RECORDS PROVIDED >>
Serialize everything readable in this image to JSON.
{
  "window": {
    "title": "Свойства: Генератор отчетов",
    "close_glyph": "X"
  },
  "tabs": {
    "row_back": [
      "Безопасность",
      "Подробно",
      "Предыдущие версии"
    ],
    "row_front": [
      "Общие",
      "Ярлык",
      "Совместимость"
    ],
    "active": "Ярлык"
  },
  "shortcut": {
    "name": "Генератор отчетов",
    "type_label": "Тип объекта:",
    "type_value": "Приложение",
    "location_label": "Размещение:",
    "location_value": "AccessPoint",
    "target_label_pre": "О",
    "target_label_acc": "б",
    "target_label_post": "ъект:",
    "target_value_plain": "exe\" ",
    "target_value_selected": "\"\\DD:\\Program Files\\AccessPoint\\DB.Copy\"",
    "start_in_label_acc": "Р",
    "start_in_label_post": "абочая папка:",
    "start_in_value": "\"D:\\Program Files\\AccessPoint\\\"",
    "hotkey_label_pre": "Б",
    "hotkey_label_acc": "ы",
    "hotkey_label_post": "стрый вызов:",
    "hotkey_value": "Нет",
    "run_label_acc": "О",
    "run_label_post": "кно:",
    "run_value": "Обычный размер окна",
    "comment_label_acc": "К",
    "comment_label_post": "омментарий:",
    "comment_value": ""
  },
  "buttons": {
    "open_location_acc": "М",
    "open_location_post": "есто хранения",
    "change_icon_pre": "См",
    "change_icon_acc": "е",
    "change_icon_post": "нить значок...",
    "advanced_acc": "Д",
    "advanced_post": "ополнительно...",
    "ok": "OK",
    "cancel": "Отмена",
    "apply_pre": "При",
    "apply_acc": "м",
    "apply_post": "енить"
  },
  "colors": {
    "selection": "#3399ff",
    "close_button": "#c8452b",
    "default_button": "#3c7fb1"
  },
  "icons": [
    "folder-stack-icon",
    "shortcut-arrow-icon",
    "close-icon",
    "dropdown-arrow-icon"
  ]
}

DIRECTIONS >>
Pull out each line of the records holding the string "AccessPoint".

EXPECTED ANSWER >>
    "location_value": "AccessPoint",
    "target_value_selected": "\"\\DD:\\Program Files\\AccessPoint\\DB.Copy\"",
    "start_in_value": "\"D:\\Program Files\\AccessPoint\\\"",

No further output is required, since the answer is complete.